***** Input *****

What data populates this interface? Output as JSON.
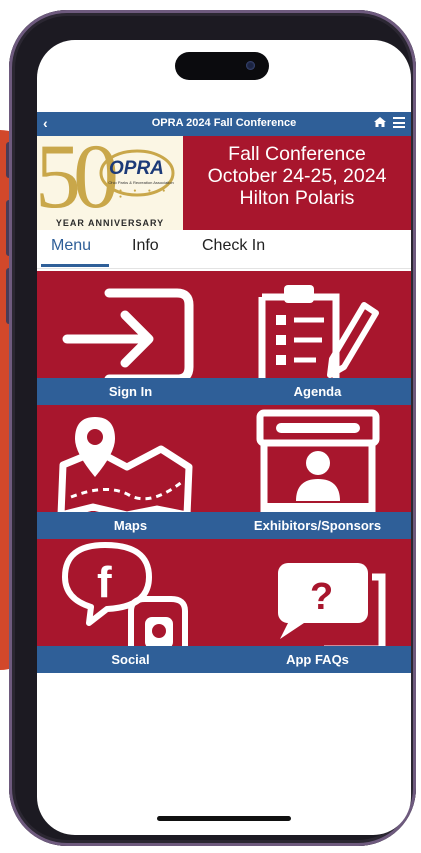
{
  "app": {
    "title": "OPRA 2024 Fall Conference",
    "back_icon": "chevron-left-icon",
    "home_icon": "home-icon",
    "menu_icon": "hamburger-icon"
  },
  "banner": {
    "logo": {
      "number": "50",
      "brand": "OPRA",
      "org": "Ohio Parks & Recreation Association",
      "anniversary": "YEAR ANNIVERSARY"
    },
    "line1": "Fall Conference",
    "line2": "October 24-25, 2024",
    "line3": "Hilton Polaris"
  },
  "tabs": [
    {
      "label": "Menu",
      "active": true
    },
    {
      "label": "Info",
      "active": false
    },
    {
      "label": "Check In",
      "active": false
    }
  ],
  "tiles": [
    {
      "label": "Sign In",
      "icon": "sign-in-icon"
    },
    {
      "label": "Agenda",
      "icon": "clipboard-icon"
    },
    {
      "label": "Maps",
      "icon": "map-icon"
    },
    {
      "label": "Exhibitors/Sponsors",
      "icon": "booth-icon"
    },
    {
      "label": "Social",
      "icon": "social-icon"
    },
    {
      "label": "App FAQs",
      "icon": "faq-icon"
    }
  ],
  "colors": {
    "brand_red": "#a8162d",
    "brand_blue": "#2f5f98",
    "gold": "#c9a74a"
  }
}
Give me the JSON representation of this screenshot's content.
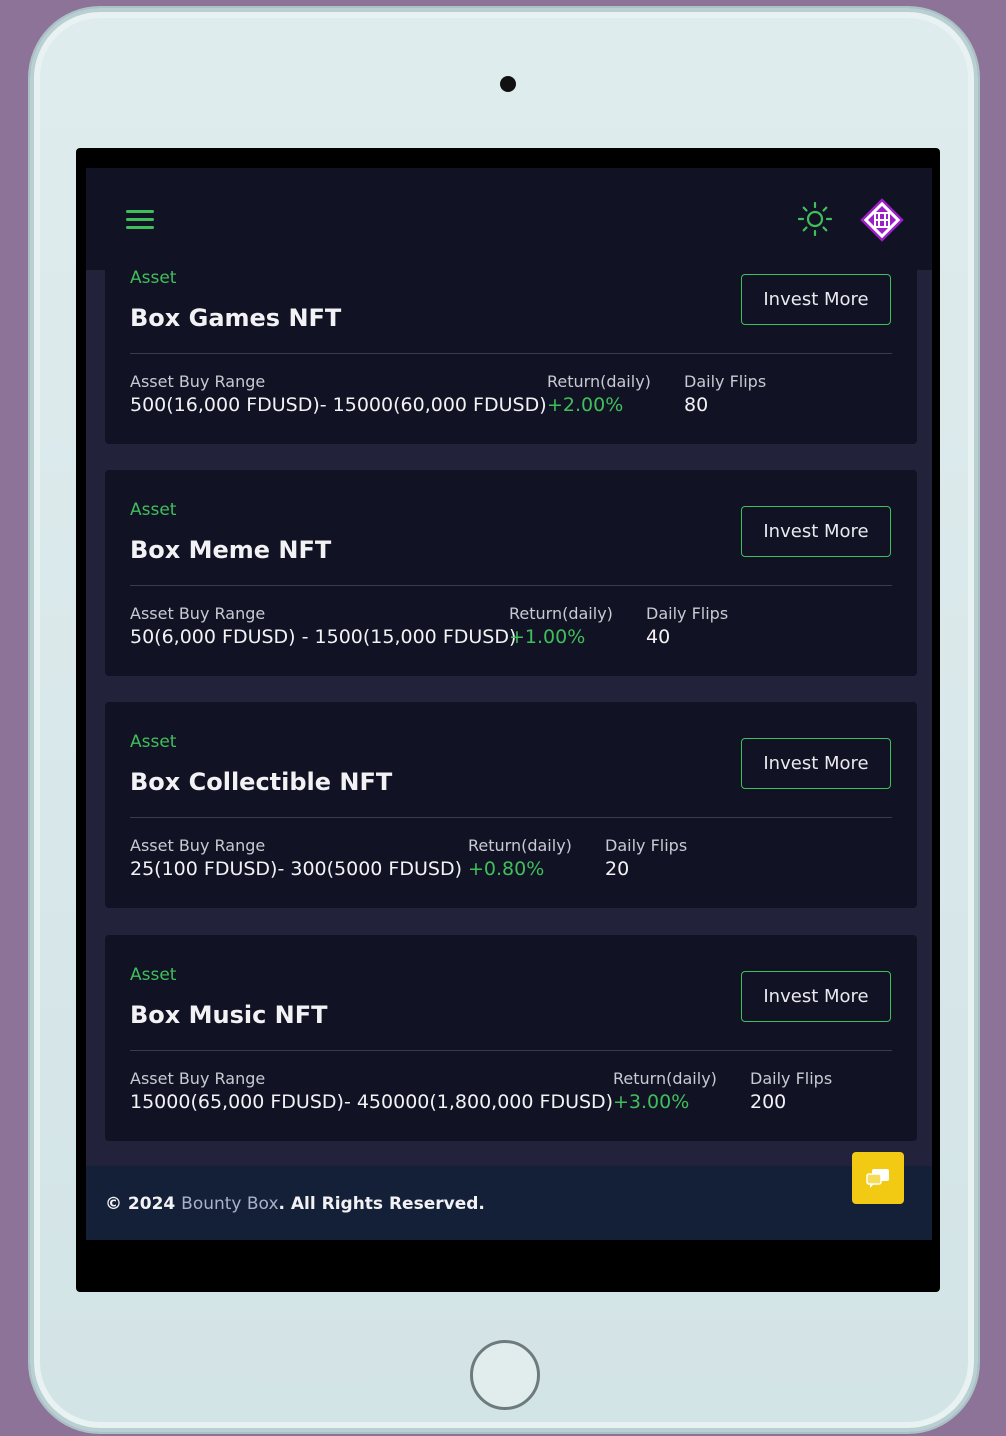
{
  "header": {
    "menu_icon": "hamburger-icon",
    "theme_icon": "sun-icon",
    "logo_icon": "bounty-box-logo"
  },
  "cards": [
    {
      "asset_label": "Asset",
      "title": "Box Games NFT",
      "invest_label": "Invest More",
      "range_label": "Asset Buy Range",
      "range_value": "500(16,000 FDUSD)- 15000(60,000 FDUSD)",
      "return_label": "Return(daily)",
      "return_value": "+2.00%",
      "flips_label": "Daily Flips",
      "flips_value": "80"
    },
    {
      "asset_label": "Asset",
      "title": "Box Meme NFT",
      "invest_label": "Invest More",
      "range_label": "Asset Buy Range",
      "range_value": "50(6,000 FDUSD) - 1500(15,000 FDUSD)",
      "return_label": "Return(daily)",
      "return_value": "+1.00%",
      "flips_label": "Daily Flips",
      "flips_value": "40"
    },
    {
      "asset_label": "Asset",
      "title": "Box Collectible NFT",
      "invest_label": "Invest More",
      "range_label": "Asset Buy Range",
      "range_value": "25(100 FDUSD)- 300(5000 FDUSD)",
      "return_label": "Return(daily)",
      "return_value": "+0.80%",
      "flips_label": "Daily Flips",
      "flips_value": "20"
    },
    {
      "asset_label": "Asset",
      "title": "Box Music NFT",
      "invest_label": "Invest More",
      "range_label": "Asset Buy Range",
      "range_value": "15000(65,000 FDUSD)- 450000(1,800,000 FDUSD)",
      "return_label": "Return(daily)",
      "return_value": "+3.00%",
      "flips_label": "Daily Flips",
      "flips_value": "200"
    }
  ],
  "footer": {
    "copyright": "© 2024",
    "brand": "Bounty Box",
    "rights": ". All Rights Reserved."
  },
  "chat_button": {
    "icon": "chat-icon"
  },
  "colors": {
    "accent_green": "#3fbf5a",
    "card_bg": "#121225",
    "page_bg": "#22223a",
    "footer_bg": "#132038",
    "chat_yellow": "#f2c913",
    "logo_purple": "#9b1fc7"
  }
}
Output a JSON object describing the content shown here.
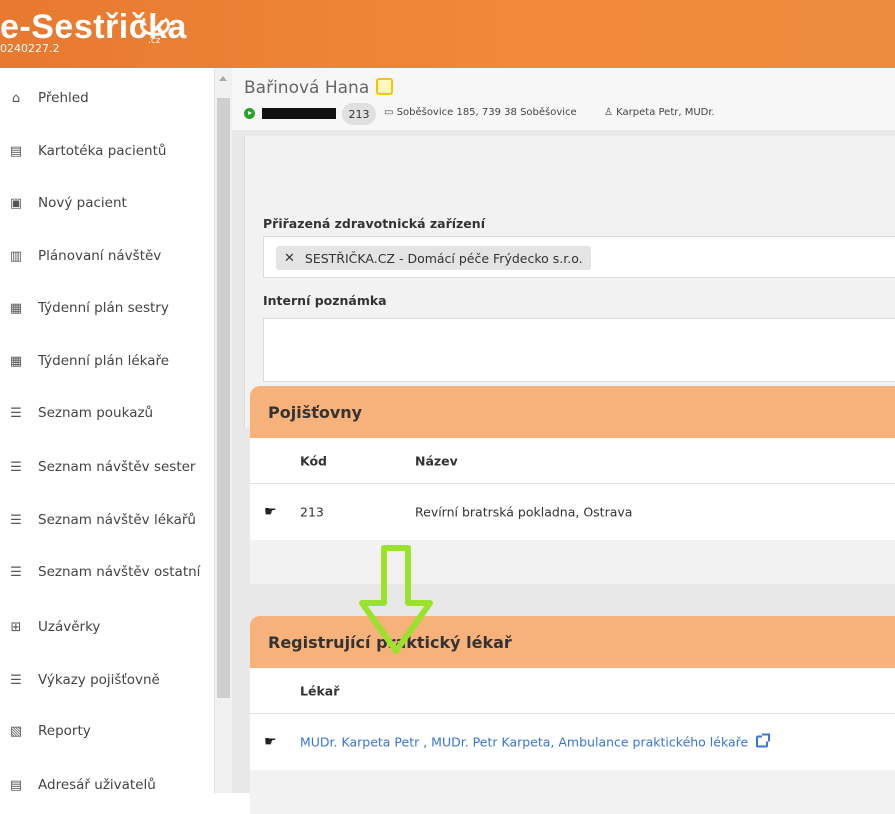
{
  "app": {
    "logo_text": "e-Sestřička",
    "logo_suffix": ".cz",
    "version": "0240227.2"
  },
  "sidebar": {
    "items": [
      {
        "label": "Přehled",
        "icon": "home-icon"
      },
      {
        "label": "Kartotéka pacientů",
        "icon": "card-index-icon"
      },
      {
        "label": "Nový pacient",
        "icon": "id-card-icon"
      },
      {
        "label": "Plánovaní návštěv",
        "icon": "map-icon"
      },
      {
        "label": "Týdenní plán sestry",
        "icon": "calendar-icon"
      },
      {
        "label": "Týdenní plán lékaře",
        "icon": "calendar-icon"
      },
      {
        "label": "Seznam poukazů",
        "icon": "list-icon"
      },
      {
        "label": "Seznam návštěv sester",
        "icon": "list-icon"
      },
      {
        "label": "Seznam návštěv lékařů",
        "icon": "list-icon"
      },
      {
        "label": "Seznam návštěv ostatní",
        "icon": "list-icon"
      },
      {
        "label": "Uzávěrky",
        "icon": "table-icon"
      },
      {
        "label": "Výkazy pojišťovně",
        "icon": "list-icon"
      },
      {
        "label": "Reporty",
        "icon": "report-icon"
      },
      {
        "label": "Adresář uživatelů",
        "icon": "address-book-icon"
      }
    ]
  },
  "patient": {
    "name": "Bařinová Hana",
    "insurance_badge": "213",
    "address": "Soběšovice 185, 739 38 Soběšovice",
    "doctor": "Karpeta Petr, MUDr.",
    "status_color": "#2aa52a"
  },
  "facilities": {
    "label": "Přiřazená zdravotnická zařízení",
    "tag": "SESTŘIČKA.CZ - Domácí péče Frýdecko s.r.o.",
    "remove_symbol": "✕"
  },
  "internal_note": {
    "label": "Interní poznámka",
    "value": ""
  },
  "insurers": {
    "title": "Pojišťovny",
    "columns": [
      "Kód",
      "Název"
    ],
    "rows": [
      {
        "code": "213",
        "name": "Revírní bratrská pokladna, Ostrava"
      }
    ]
  },
  "gp": {
    "title": "Registrující praktický lékař",
    "columns": [
      "Lékař"
    ],
    "rows": [
      {
        "doctor": "MUDr. Karpeta Petr , MUDr. Petr Karpeta, Ambulance praktického lékaře"
      }
    ]
  },
  "colors": {
    "topbar": "#ee8a3c",
    "card_header": "#f6b27a",
    "link": "#3a74d8",
    "arrow": "#9be22c"
  }
}
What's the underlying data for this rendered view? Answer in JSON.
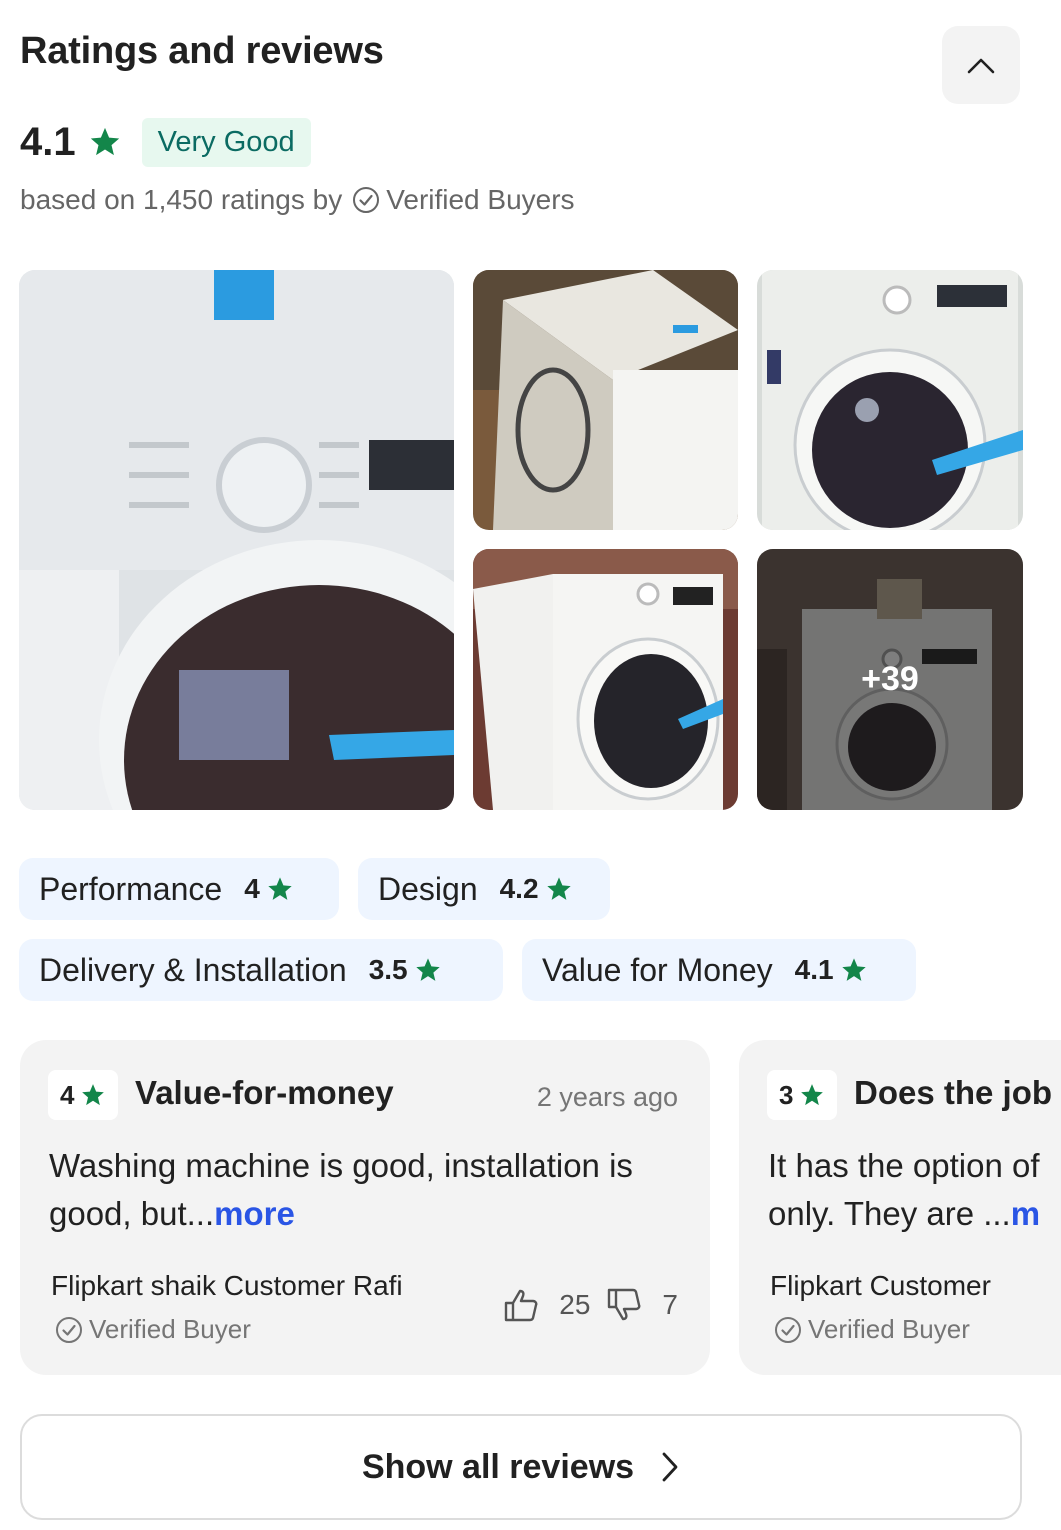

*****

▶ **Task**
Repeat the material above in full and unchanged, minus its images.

▶ **Answer to this exercise**
What data populates this interface? Output as JSON.
{
  "app": {
    "title": "OPRA 2024 Fall Conference",
    "back_icon": "chevron-left-icon",
    "home_icon": "home-icon",
    "menu_icon": "hamburger-icon"
  },
  "banner": {
    "logo": {
      "number": "50",
      "brand": "OPRA",
      "org": "Ohio Parks & Recreation Association",
      "anniversary": "YEAR ANNIVERSARY"
    },
    "line1": "Fall Conference",
    "line2": "October 24-25, 2024",
    "line3": "Hilton Polaris"
  },
  "tabs": [
    {
      "label": "Menu",
      "active": true
    },
    {
      "label": "Info",
      "active": false
    },
    {
      "label": "Check In",
      "active": false
    }
  ],
  "tiles": [
    {
      "label": "Sign In",
      "icon": "sign-in-icon"
    },
    {
      "label": "Agenda",
      "icon": "clipboard-icon"
    },
    {
      "label": "Maps",
      "icon": "map-icon"
    },
    {
      "label": "Exhibitors/Sponsors",
      "icon": "booth-icon"
    },
    {
      "label": "Social",
      "icon": "social-icon"
    },
    {
      "label": "App FAQs",
      "icon": "faq-icon"
    }
  ],
  "colors": {
    "brand_red": "#a8162d",
    "brand_blue": "#2f5f98",
    "gold": "#c9a74a"
  }
}
Give me the JSON representation of this screenshot's content.
{
  "header": {
    "menu_icon": "hamburger-icon",
    "theme_icon": "sun-icon",
    "logo_icon": "bounty-box-logo"
  },
  "cards": [
    {
      "asset_label": "Asset",
      "title": "Box Games NFT",
      "invest_label": "Invest More",
      "range_label": "Asset Buy Range",
      "range_value": "500(16,000 FDUSD)- 15000(60,000 FDUSD)",
      "return_label": "Return(daily)",
      "return_value": "+2.00%",
      "flips_label": "Daily Flips",
      "flips_value": "80"
    },
    {
      "asset_label": "Asset",
      "title": "Box Meme NFT",
      "invest_label": "Invest More",
      "range_label": "Asset Buy Range",
      "range_value": "50(6,000 FDUSD) - 1500(15,000 FDUSD)",
      "return_label": "Return(daily)",
      "return_value": "+1.00%",
      "flips_label": "Daily Flips",
      "flips_value": "40"
    },
    {
      "asset_label": "Asset",
      "title": "Box Collectible NFT",
      "invest_label": "Invest More",
      "range_label": "Asset Buy Range",
      "range_value": "25(100 FDUSD)- 300(5000 FDUSD)",
      "return_label": "Return(daily)",
      "return_value": "+0.80%",
      "flips_label": "Daily Flips",
      "flips_value": "20"
    },
    {
      "asset_label": "Asset",
      "title": "Box Music NFT",
      "invest_label": "Invest More",
      "range_label": "Asset Buy Range",
      "range_value": "15000(65,000 FDUSD)- 450000(1,800,000 FDUSD)",
      "return_label": "Return(daily)",
      "return_value": "+3.00%",
      "flips_label": "Daily Flips",
      "flips_value": "200"
    }
  ],
  "footer": {
    "copyright": "© 2024",
    "brand": "Bounty Box",
    "rights": ". All Rights Reserved."
  },
  "chat_button": {
    "icon": "chat-icon"
  },
  "colors": {
    "accent_green": "#3fbf5a",
    "card_bg": "#121225",
    "page_bg": "#22223a",
    "footer_bg": "#132038",
    "chat_yellow": "#f2c913",
    "logo_purple": "#9b1fc7"
  }
}
Output a JSON object describing the content shown here.
{
  "app": {
    "logo_text": "e-Sestřička",
    "logo_suffix": ".cz",
    "version": "0240227.2"
  },
  "sidebar": {
    "items": [
      {
        "label": "Přehled",
        "icon": "home-icon"
      },
      {
        "label": "Kartotéka pacientů",
        "icon": "card-index-icon"
      },
      {
        "label": "Nový pacient",
        "icon": "id-card-icon"
      },
      {
        "label": "Plánovaní návštěv",
        "icon": "map-icon"
      },
      {
        "label": "Týdenní plán sestry",
        "icon": "calendar-icon"
      },
      {
        "label": "Týdenní plán lékaře",
        "icon": "calendar-icon"
      },
      {
        "label": "Seznam poukazů",
        "icon": "list-icon"
      },
      {
        "label": "Seznam návštěv sester",
        "icon": "list-icon"
      },
      {
        "label": "Seznam návštěv lékařů",
        "icon": "list-icon"
      },
      {
        "label": "Seznam návštěv ostatní",
        "icon": "list-icon"
      },
      {
        "label": "Uzávěrky",
        "icon": "table-icon"
      },
      {
        "label": "Výkazy pojišťovně",
        "icon": "list-icon"
      },
      {
        "label": "Reporty",
        "icon": "report-icon"
      },
      {
        "label": "Adresář uživatelů",
        "icon": "address-book-icon"
      }
    ]
  },
  "patient": {
    "name": "Bařinová Hana",
    "insurance_badge": "213",
    "address": "Soběšovice 185, 739 38 Soběšovice",
    "doctor": "Karpeta Petr, MUDr.",
    "status_color": "#2aa52a"
  },
  "facilities": {
    "label": "Přiřazená zdravotnická zařízení",
    "tag": "SESTŘIČKA.CZ - Domácí péče Frýdecko s.r.o.",
    "remove_symbol": "✕"
  },
  "internal_note": {
    "label": "Interní poznámka",
    "value": ""
  },
  "insurers": {
    "title": "Pojišťovny",
    "columns": [
      "Kód",
      "Název"
    ],
    "rows": [
      {
        "code": "213",
        "name": "Revírní bratrská pokladna, Ostrava"
      }
    ]
  },
  "gp": {
    "title": "Registrující praktický lékař",
    "columns": [
      "Lékař"
    ],
    "rows": [
      {
        "doctor": "MUDr. Karpeta Petr , MUDr. Petr Karpeta, Ambulance praktického lékaře"
      }
    ]
  },
  "colors": {
    "topbar": "#ee8a3c",
    "card_header": "#f6b27a",
    "link": "#3a74d8",
    "arrow": "#9be22c"
  }
}
What's the underlying data for this rendered view? Answer in JSON.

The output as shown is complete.